* What you are asked to do:
The word "paginelibro" marks the lines you need; copy each of them from the data.

(Data about app and page elements)
___

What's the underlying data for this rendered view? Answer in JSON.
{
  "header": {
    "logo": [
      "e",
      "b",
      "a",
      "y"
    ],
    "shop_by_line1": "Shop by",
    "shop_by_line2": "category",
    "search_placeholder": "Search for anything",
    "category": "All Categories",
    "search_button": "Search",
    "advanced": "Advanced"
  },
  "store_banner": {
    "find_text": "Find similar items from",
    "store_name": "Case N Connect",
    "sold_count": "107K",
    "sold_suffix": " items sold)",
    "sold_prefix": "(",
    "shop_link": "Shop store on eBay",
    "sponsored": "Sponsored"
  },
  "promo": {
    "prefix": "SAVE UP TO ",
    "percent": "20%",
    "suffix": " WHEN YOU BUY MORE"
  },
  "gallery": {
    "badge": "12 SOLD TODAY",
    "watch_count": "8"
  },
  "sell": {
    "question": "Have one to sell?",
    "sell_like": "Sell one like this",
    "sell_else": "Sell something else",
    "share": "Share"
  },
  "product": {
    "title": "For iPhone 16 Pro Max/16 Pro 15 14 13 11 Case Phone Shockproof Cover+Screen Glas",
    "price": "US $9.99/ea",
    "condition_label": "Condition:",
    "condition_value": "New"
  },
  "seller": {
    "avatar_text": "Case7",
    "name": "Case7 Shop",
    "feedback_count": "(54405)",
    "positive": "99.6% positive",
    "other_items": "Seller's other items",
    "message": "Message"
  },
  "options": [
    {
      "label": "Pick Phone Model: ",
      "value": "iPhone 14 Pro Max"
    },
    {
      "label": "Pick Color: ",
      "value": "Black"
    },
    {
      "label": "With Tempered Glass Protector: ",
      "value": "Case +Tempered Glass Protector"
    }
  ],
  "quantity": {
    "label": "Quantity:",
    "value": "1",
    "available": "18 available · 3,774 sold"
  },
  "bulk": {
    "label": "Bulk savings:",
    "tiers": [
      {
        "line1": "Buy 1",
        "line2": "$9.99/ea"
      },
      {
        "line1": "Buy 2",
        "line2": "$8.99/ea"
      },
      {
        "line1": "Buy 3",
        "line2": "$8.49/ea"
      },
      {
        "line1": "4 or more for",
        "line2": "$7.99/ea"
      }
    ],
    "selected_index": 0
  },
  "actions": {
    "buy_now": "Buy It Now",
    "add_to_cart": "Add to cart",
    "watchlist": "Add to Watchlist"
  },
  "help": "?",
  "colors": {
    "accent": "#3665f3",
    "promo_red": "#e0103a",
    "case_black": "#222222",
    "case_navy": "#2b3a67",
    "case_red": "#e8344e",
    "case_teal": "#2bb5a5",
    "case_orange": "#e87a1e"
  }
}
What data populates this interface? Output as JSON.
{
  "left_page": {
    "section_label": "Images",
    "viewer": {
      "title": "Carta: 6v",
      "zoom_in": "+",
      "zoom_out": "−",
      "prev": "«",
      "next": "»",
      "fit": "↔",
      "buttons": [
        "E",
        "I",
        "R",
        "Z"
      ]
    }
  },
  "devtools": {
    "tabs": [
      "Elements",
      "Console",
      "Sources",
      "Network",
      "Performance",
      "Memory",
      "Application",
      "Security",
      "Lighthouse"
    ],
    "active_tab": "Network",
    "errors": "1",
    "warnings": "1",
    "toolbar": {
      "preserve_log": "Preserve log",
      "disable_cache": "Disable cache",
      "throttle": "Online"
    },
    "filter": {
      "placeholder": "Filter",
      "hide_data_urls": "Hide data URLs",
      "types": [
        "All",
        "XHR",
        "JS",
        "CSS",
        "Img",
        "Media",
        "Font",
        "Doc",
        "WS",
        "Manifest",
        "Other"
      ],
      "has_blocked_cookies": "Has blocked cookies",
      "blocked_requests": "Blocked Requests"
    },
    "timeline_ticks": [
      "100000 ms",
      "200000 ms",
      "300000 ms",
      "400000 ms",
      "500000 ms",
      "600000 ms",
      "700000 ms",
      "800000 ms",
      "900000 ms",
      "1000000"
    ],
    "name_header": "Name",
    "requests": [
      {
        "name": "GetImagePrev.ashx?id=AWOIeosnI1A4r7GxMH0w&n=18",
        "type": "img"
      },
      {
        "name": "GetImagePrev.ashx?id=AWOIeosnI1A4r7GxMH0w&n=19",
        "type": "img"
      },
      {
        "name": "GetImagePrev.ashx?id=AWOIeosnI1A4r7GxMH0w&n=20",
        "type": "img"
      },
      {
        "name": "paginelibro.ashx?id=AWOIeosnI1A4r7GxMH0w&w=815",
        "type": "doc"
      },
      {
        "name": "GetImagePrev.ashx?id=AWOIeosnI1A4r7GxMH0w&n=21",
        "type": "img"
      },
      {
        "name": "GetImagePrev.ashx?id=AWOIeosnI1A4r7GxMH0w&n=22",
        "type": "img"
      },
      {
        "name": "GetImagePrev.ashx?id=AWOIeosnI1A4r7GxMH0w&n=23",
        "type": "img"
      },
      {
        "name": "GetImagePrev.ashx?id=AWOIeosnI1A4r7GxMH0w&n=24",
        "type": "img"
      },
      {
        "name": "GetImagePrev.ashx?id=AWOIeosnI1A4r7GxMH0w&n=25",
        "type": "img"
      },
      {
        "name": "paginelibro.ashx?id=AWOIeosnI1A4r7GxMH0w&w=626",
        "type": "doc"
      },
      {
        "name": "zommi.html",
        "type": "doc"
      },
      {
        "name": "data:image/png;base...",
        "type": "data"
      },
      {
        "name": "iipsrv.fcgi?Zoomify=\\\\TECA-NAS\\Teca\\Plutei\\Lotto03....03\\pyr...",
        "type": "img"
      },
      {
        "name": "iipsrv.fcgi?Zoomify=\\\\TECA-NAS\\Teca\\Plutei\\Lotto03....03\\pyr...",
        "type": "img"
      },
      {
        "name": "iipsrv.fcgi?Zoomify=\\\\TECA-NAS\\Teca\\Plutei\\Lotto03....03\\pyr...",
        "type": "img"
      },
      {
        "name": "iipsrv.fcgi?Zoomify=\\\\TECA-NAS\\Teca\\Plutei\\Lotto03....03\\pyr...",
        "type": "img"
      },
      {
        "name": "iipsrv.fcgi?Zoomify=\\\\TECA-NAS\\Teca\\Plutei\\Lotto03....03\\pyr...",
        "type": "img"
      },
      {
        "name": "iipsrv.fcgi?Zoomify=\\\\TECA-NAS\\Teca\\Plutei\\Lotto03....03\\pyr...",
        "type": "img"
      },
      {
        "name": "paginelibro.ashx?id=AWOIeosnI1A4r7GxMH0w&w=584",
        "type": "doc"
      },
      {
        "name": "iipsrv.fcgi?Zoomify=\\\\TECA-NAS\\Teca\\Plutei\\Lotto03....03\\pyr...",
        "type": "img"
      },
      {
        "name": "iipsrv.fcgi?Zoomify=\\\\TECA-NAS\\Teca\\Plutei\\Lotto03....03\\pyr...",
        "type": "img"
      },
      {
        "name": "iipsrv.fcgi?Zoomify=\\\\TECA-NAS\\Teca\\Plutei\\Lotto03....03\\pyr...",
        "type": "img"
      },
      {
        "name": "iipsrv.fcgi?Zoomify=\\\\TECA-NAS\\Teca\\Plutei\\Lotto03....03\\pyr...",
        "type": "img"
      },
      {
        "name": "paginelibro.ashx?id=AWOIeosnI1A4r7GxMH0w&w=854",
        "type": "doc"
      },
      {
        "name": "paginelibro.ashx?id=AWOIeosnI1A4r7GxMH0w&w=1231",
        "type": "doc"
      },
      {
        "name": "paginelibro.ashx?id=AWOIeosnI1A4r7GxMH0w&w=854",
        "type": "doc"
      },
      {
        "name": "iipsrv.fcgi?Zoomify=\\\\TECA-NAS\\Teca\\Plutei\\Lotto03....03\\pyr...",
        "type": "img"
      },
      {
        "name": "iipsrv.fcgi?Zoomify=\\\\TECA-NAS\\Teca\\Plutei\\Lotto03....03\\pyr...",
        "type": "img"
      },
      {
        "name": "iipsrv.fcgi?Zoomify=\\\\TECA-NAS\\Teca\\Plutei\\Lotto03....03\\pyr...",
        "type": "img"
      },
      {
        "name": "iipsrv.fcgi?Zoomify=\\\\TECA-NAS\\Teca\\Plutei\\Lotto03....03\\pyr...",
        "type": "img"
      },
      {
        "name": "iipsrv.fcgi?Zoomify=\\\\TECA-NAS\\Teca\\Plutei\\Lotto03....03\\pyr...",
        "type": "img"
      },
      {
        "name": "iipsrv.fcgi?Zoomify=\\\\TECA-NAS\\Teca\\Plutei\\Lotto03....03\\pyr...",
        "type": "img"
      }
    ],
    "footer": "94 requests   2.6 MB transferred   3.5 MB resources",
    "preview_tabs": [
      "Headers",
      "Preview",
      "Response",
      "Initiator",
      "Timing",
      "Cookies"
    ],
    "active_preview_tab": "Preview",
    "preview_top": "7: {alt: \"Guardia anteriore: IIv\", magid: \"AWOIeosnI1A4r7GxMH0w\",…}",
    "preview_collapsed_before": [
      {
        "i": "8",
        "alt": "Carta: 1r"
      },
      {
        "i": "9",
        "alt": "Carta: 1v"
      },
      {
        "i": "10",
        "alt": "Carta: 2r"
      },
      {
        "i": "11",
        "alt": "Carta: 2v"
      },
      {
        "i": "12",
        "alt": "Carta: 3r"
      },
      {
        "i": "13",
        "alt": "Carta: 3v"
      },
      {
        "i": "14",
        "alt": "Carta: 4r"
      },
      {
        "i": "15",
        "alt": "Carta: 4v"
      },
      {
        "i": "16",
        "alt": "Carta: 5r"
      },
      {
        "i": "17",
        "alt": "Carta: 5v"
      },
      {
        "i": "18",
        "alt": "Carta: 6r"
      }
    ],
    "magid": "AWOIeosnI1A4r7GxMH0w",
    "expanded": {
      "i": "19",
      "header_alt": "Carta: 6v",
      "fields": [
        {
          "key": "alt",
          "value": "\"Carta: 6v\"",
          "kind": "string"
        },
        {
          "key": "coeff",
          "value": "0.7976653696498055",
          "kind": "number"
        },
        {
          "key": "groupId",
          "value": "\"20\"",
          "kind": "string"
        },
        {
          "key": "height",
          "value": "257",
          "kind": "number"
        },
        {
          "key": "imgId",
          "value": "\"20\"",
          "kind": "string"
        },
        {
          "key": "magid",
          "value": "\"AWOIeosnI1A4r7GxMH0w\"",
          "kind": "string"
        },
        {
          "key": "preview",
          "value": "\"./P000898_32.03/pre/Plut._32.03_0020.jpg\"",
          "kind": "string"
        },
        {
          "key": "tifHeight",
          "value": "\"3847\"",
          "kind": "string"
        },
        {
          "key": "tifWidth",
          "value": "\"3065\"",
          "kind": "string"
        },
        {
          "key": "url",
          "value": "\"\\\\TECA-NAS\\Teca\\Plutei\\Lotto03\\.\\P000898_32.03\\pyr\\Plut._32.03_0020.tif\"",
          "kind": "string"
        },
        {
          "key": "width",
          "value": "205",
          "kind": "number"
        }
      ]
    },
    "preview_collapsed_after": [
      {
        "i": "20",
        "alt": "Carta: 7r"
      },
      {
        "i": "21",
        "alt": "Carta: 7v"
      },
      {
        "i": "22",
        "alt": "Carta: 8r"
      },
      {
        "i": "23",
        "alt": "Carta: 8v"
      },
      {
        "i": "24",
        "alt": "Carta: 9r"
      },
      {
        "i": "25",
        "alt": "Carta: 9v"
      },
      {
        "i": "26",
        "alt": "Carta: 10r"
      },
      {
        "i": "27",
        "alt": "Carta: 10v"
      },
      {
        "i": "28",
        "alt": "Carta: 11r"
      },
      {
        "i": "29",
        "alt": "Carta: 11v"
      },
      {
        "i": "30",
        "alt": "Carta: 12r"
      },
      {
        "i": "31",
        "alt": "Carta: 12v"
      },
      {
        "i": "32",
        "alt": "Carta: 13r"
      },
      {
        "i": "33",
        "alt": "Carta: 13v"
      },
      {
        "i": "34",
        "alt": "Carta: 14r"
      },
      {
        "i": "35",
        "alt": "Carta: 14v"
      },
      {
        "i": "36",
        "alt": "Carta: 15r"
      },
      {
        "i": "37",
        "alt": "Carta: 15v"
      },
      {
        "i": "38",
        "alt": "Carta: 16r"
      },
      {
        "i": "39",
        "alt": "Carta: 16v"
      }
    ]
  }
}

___

* Response to this task:
        "name": "paginelibro.ashx?id=AWOIeosnI1A4r7GxMH0w&w=815",
        "name": "paginelibro.ashx?id=AWOIeosnI1A4r7GxMH0w&w=626",
        "name": "paginelibro.ashx?id=AWOIeosnI1A4r7GxMH0w&w=584",
        "name": "paginelibro.ashx?id=AWOIeosnI1A4r7GxMH0w&w=854",
        "name": "paginelibro.ashx?id=AWOIeosnI1A4r7GxMH0w&w=1231",
        "name": "paginelibro.ashx?id=AWOIeosnI1A4r7GxMH0w&w=854",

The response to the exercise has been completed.